I had the opportunity to attend a forum dedicated to understanding the math curriculum in Singapore. From the results of the TIMMS report in 1999 – it is clear that the way Singapore prepares its students in math is extraordinary. The style and content of the textbooks they utilize to teach their students is something that the United States could benefit from. In fact, many schools, like South River Public Schools in New Jersey, have started incorporating Singapore math textbooks into their curriculum and they’ve found the following results:
In the 3rd grade:
- Advanced proficient scores increased by 12.2 percent
- Proficient scores increased by 3.18 percent
- Partially proficient scores decreased by 15.38 percent
In the 4th grade:
- Advanced proficient scores increased by 8.43 percent
- Proficient scores increased by 1.36 percent
- Partially proficient scores decreased by 9.79 percent
These are some big improvements — but the question on my mind when I heard them was, “Why?”
Dr. Yeap Ban Har from the National Institute of Education in Singapore explained that the math textbooks that the students use do not focus on rote memorization but instead rely on the human ability to visualize. He also explained that the textbooks include a “collection of tasks which are carefully selected to provide variation to strong conceptual development.”
It was a very fascinating forum and I encourage you to try some of the examples from the math books and let me know your thoughts on them.
Uniformity in our Graduation Data
Over the past few months, I’ve increasingly written about the dropout crisis facing our nation. One post that I distinctly remember pertains to the lack of uniformity for states reporting their dropout statistics.
Yesterday, Secretary of Education Margaret Spellings attempted to fix this problem by issuing proposed federal regulations which, in addition to other things, would create a uniform graduation rate reporting system among states.

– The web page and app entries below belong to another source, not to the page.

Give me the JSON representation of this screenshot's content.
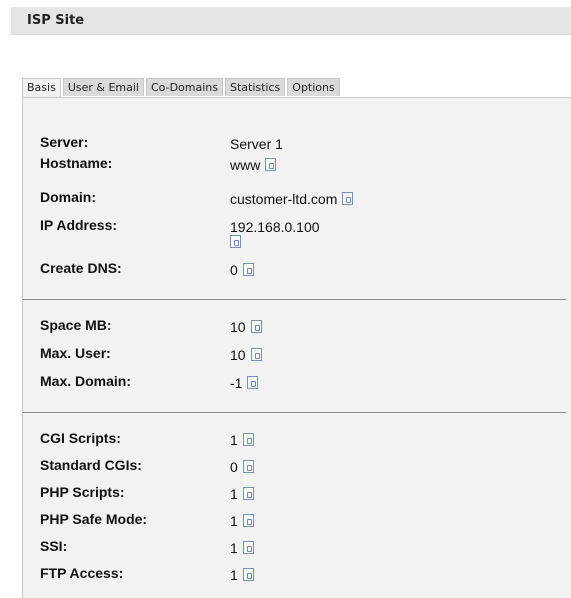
{
  "header": {
    "title": "ISP Site"
  },
  "tabs": [
    {
      "label": "Basis",
      "active": true
    },
    {
      "label": "User & Email",
      "active": false
    },
    {
      "label": "Co-Domains",
      "active": false
    },
    {
      "label": "Statistics",
      "active": false
    },
    {
      "label": "Options",
      "active": false
    }
  ],
  "section1": {
    "server": {
      "label": "Server:",
      "value": "Server 1"
    },
    "hostname": {
      "label": "Hostname:",
      "value": "www"
    },
    "domain": {
      "label": "Domain:",
      "value": "customer-ltd.com"
    },
    "ip": {
      "label": "IP Address:",
      "value": "192.168.0.100"
    },
    "create_dns": {
      "label": "Create DNS:",
      "value": "0"
    }
  },
  "section2": {
    "space": {
      "label": "Space MB:",
      "value": "10"
    },
    "max_user": {
      "label": "Max. User:",
      "value": "10"
    },
    "max_domain": {
      "label": "Max. Domain:",
      "value": "-1"
    }
  },
  "section3": {
    "cgi": {
      "label": "CGI Scripts:",
      "value": "1"
    },
    "std_cgi": {
      "label": "Standard CGIs:",
      "value": "0"
    },
    "php": {
      "label": "PHP Scripts:",
      "value": "1"
    },
    "php_safe": {
      "label": "PHP Safe Mode:",
      "value": "1"
    },
    "ssi": {
      "label": "SSI:",
      "value": "1"
    },
    "ftp": {
      "label": "FTP Access:",
      "value": "1"
    }
  },
  "icons": {
    "help": "document-icon"
  },
  "colors": {
    "tab_active": "#f2f2f2",
    "tab_inactive": "#dadada",
    "panel_bg": "#f2f2f2",
    "title_bar": "#e6e6e6"
  }
}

The formula that states will now need to use is one that was agreed upon by the nation’s governors in 2005. Spellings also illustrated how the dropout epidemic negatively affects our economy:
Over their lifetimes, dropouts from the class of 2007 alone will cost our nation more than $300 billion in lost wages, lost taxes, and lost productivity. Increasing graduation rates by just five percent, for male students alone, would save us nearly $8 billion each year.

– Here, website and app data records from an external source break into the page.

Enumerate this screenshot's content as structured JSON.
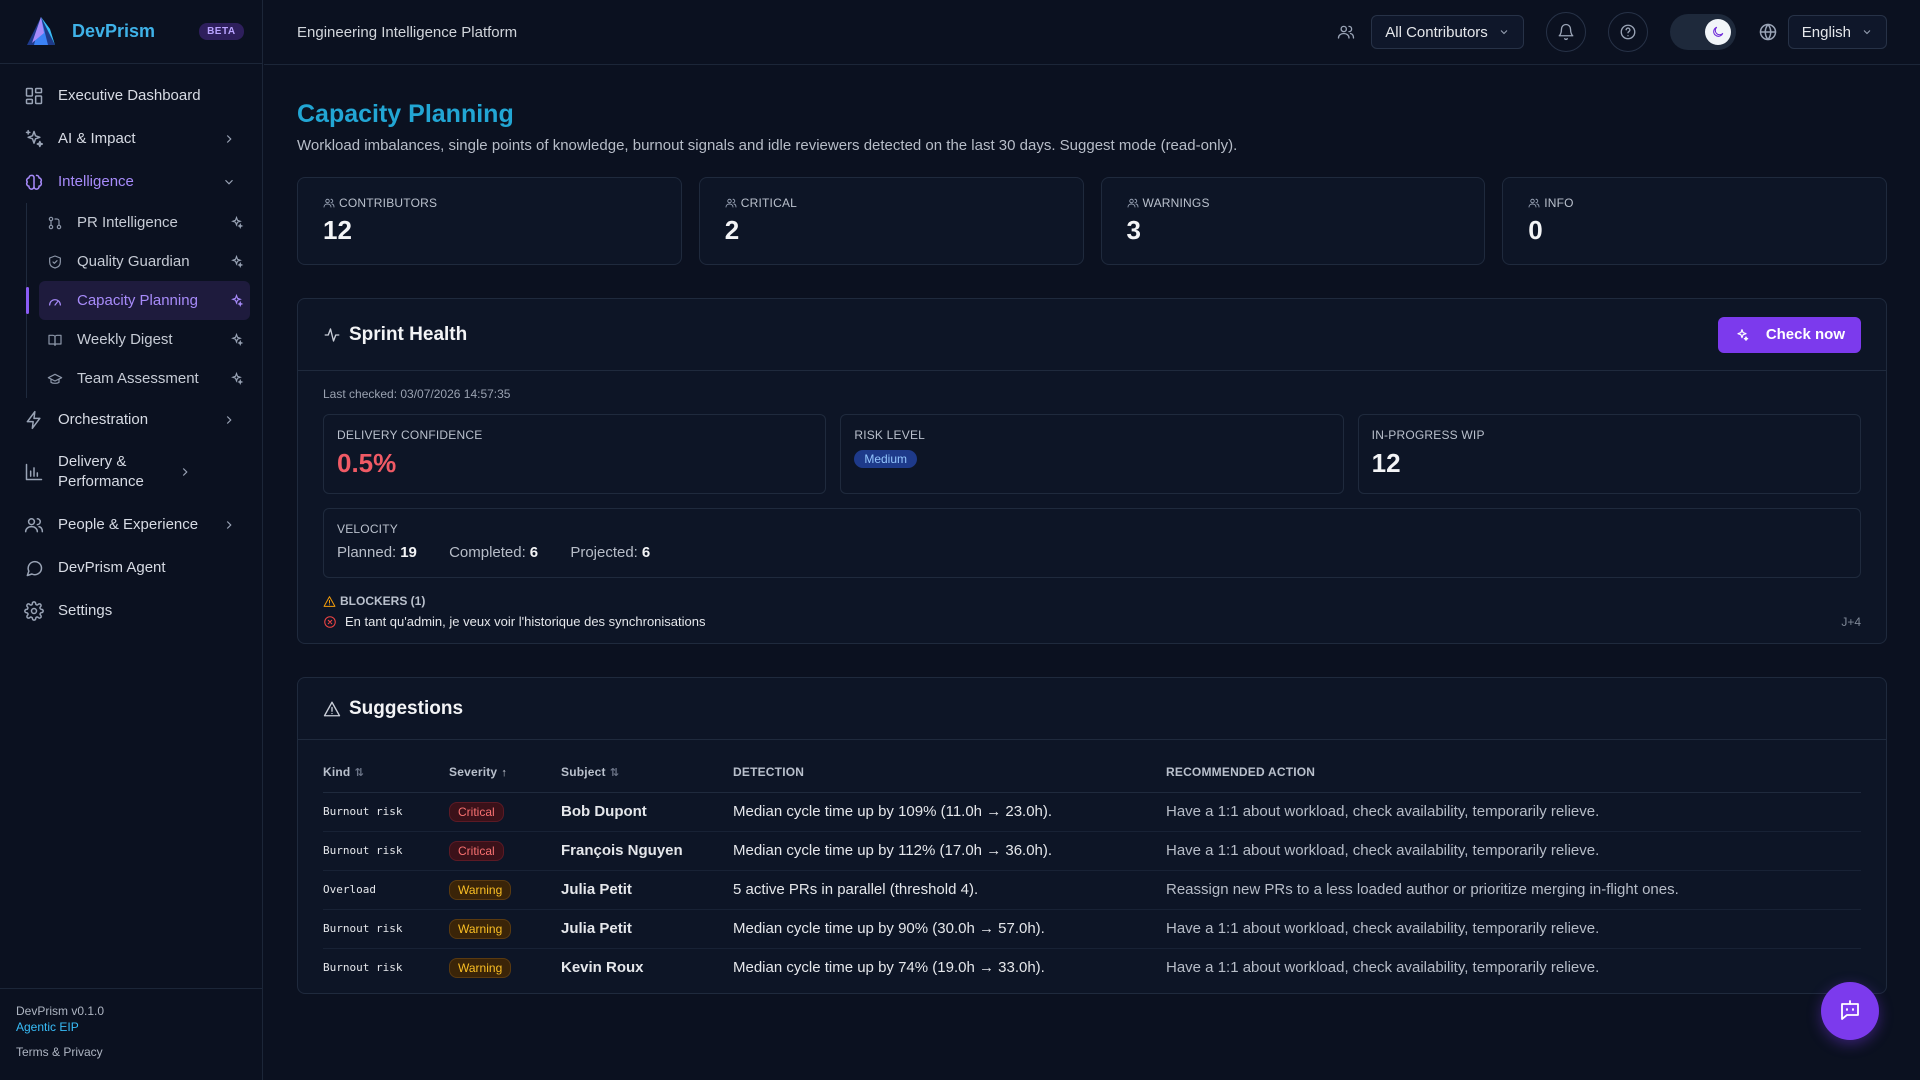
{
  "brand": {
    "name": "DevPrism",
    "badge": "BETA"
  },
  "sidebar": {
    "items": [
      {
        "label": "Executive Dashboard",
        "icon": "dashboard-icon"
      },
      {
        "label": "AI & Impact",
        "icon": "sparkles-icon"
      },
      {
        "label": "Intelligence",
        "icon": "brain-icon"
      },
      {
        "label": "Orchestration",
        "icon": "bolt-icon"
      },
      {
        "label": "Delivery & Performance",
        "icon": "bar-chart-icon"
      },
      {
        "label": "People & Experience",
        "icon": "users-icon"
      },
      {
        "label": "DevPrism Agent",
        "icon": "chat-icon"
      },
      {
        "label": "Settings",
        "icon": "gear-icon"
      }
    ],
    "intelligence_sub": [
      {
        "label": "PR Intelligence",
        "icon": "git-pull-request-icon"
      },
      {
        "label": "Quality Guardian",
        "icon": "shield-icon"
      },
      {
        "label": "Capacity Planning",
        "icon": "gauge-icon"
      },
      {
        "label": "Weekly Digest",
        "icon": "book-icon"
      },
      {
        "label": "Team Assessment",
        "icon": "graduation-cap-icon"
      }
    ],
    "footer": {
      "version": "DevPrism v0.1.0",
      "subtitle": "Agentic EIP",
      "terms": "Terms & Privacy"
    }
  },
  "topbar": {
    "title": "Engineering Intelligence Platform",
    "contributors_select": "All Contributors",
    "language_select": "English"
  },
  "page": {
    "title": "Capacity Planning",
    "subtitle": "Workload imbalances, single points of knowledge, burnout signals and idle reviewers detected on the last 30 days. Suggest mode (read-only)."
  },
  "kpis": [
    {
      "label": "CONTRIBUTORS",
      "value": "12"
    },
    {
      "label": "CRITICAL",
      "value": "2"
    },
    {
      "label": "WARNINGS",
      "value": "3"
    },
    {
      "label": "INFO",
      "value": "0"
    }
  ],
  "sprint_health": {
    "title": "Sprint Health",
    "check_button": "Check now",
    "last_checked": "Last checked: 03/07/2026 14:57:35",
    "delivery_confidence_label": "DELIVERY CONFIDENCE",
    "delivery_confidence_value": "0.5%",
    "risk_level_label": "RISK LEVEL",
    "risk_level_value": "Medium",
    "wip_label": "IN-PROGRESS WIP",
    "wip_value": "12",
    "velocity_label": "VELOCITY",
    "planned_label": "Planned:",
    "planned_value": "19",
    "completed_label": "Completed:",
    "completed_value": "6",
    "projected_label": "Projected:",
    "projected_value": "6",
    "blockers_label": "BLOCKERS (1)",
    "blocker_text": "En tant qu'admin, je veux voir l'historique des synchronisations",
    "blocker_due": "J+4"
  },
  "suggestions": {
    "title": "Suggestions",
    "columns": {
      "kind": "Kind",
      "severity": "Severity",
      "subject": "Subject",
      "detection": "DETECTION",
      "action": "RECOMMENDED ACTION"
    },
    "rows": [
      {
        "kind": "Burnout risk",
        "severity": "Critical",
        "subject": "Bob Dupont",
        "detection": "Median cycle time up by 109% (11.0h → 23.0h).",
        "action": "Have a 1:1 about workload, check availability, temporarily relieve."
      },
      {
        "kind": "Burnout risk",
        "severity": "Critical",
        "subject": "François Nguyen",
        "detection": "Median cycle time up by 112% (17.0h → 36.0h).",
        "action": "Have a 1:1 about workload, check availability, temporarily relieve."
      },
      {
        "kind": "Overload",
        "severity": "Warning",
        "subject": "Julia Petit",
        "detection": "5 active PRs in parallel (threshold 4).",
        "action": "Reassign new PRs to a less loaded author or prioritize merging in-flight ones."
      },
      {
        "kind": "Burnout risk",
        "severity": "Warning",
        "subject": "Julia Petit",
        "detection": "Median cycle time up by 90% (30.0h → 57.0h).",
        "action": "Have a 1:1 about workload, check availability, temporarily relieve."
      },
      {
        "kind": "Burnout risk",
        "severity": "Warning",
        "subject": "Kevin Roux",
        "detection": "Median cycle time up by 74% (19.0h → 33.0h).",
        "action": "Have a 1:1 about workload, check availability, temporarily relieve."
      }
    ]
  },
  "colors": {
    "accent": "#7c3aed",
    "title": "#22a6d4",
    "critical": "#f87171",
    "warning": "#fbbf24"
  }
}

I think it is important that we take steps to solve our nation’s dropout crisis and it’s imperative that all states use the same formula, so we can truly know how the severity of the epidemic. Solving this crisis is going to take a lot of hard work and collaboration with leaders at all levels of government and I commend Sec. Spellings for continuing this dialogue yesterday.
You can read her full remarks at the Department of Education’s Website